NEWS RELEASE 06/01/05
FASB Issues Accounting Standard That Improves the Reporting of Accounting Changes as Part of Convergence Effort with IASB
Norwalk, CT, June 1, 2005—The Financial Accounting Standards Board (FASB) has issued Statement No. 154, Accounting Changes and Error Corrections, a replacement of APB Opinion No. 20 and FASB Statement No. 3. The Statement applies to all voluntary changes in accounting principle, and changes the requirements for accounting for and reporting of a change in accounting principle.
Statement 154 requires retrospective application to prior periods’ financial statements of a voluntary change in accounting principle unless it is impracticable. Opinion 20 previously required that most voluntary changes in accounting principle be recognized by including in net income of the period of the change the cumulative effect of changing to the new accounting principle. Statement 154 improves financial reporting because its requirements enhance the consistency of financial information between periods.
Statement 154 is the result of a broader effort by the FASB to improve the comparability of cross-border financial reporting by working with the International Accounting Standards Board (IASB) toward development of a single set of high-quality accounting standards. Michael Crooch, FASB Board member and Board collaborator on the project, said, “This is one example where the Board concluded that the IASB requirements result in better financial reporting. We were able to make a meaningful improvement in U.S. GAAP while converging with the IASB.”
Statement 154 requires that a change in method of depreciation, amortization, or depletion for long-lived, nonfinancial assets be accounted for as a change in accounting estimate that is effected by a change in accounting principle. Opinion 20 previously required that such a change be reported as a change in accounting principle.
In keeping with the goal of simplifying U.S. GAAP, the Board decided to completely replace Opinion 20 and Statement 3 with one Statement rather than amending both. Therefore, Statement 154 carries forward many provisions of Opinion 20 without change, including the provisions related to the reporting of a change in accounting estimate, a change in the reporting entity, and the correction of an error. Statement 154 also carries forward the provisions of Statement 3 that govern reporting accounting changes in interim financial statements.
Statement 154 is effective for accounting changes and corrections of errors made in fiscal years beginning after December 15, 2005. Earlier application is permitted for accounting changes and corrections of errors made occurring in fiscal years beginning after June 1, 2005. The Statement does not change the transition provisions of any existing accounting pronouncements, including those that are in a transition phase as of the effective date of this Statement.
The Statement may be accessed from the FASB’s website at www.fasb.org.
About the Financial Accounting Standards Board

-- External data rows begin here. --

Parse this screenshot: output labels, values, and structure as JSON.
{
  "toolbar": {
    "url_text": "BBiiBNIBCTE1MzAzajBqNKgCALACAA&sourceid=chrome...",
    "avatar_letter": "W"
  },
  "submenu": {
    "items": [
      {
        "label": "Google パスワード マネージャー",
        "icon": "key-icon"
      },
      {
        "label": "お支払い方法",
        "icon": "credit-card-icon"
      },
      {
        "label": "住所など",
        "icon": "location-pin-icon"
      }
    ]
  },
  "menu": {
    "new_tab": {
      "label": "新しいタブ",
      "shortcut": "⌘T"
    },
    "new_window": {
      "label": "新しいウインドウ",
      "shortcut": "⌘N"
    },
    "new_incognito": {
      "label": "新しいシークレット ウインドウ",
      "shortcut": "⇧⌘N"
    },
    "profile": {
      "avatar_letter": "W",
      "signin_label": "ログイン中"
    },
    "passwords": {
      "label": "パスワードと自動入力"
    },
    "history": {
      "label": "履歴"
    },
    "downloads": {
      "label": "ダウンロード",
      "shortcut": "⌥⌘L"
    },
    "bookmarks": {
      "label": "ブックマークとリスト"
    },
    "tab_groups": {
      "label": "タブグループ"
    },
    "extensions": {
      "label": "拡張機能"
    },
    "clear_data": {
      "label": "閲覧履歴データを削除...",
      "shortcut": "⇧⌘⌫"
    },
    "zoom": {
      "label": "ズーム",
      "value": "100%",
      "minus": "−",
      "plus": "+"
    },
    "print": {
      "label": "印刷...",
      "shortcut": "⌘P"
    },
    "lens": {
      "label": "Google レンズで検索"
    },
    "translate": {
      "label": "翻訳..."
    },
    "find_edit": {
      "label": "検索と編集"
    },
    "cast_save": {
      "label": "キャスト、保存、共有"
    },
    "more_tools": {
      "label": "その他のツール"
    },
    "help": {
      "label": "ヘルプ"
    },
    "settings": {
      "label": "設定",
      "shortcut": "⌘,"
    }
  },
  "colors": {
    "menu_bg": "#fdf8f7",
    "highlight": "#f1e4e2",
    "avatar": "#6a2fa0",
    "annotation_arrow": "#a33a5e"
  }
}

Since 1973, the Financial Accounting Standards Board has been the designated organization in the private sector for establishing standards of financial accounting and reporting. Those standards govern the preparation of financial reports and are officially recognized as authoritative by the Securities and Exchange Commission and the American Institute of Certified Public Accountants. Such standards are essential to the efficient functioning of the economy because investors, creditors, auditors, and others rely on credible, transparent, and comparable financial information. For more information about the FASB, visit our website at www.fasb.org.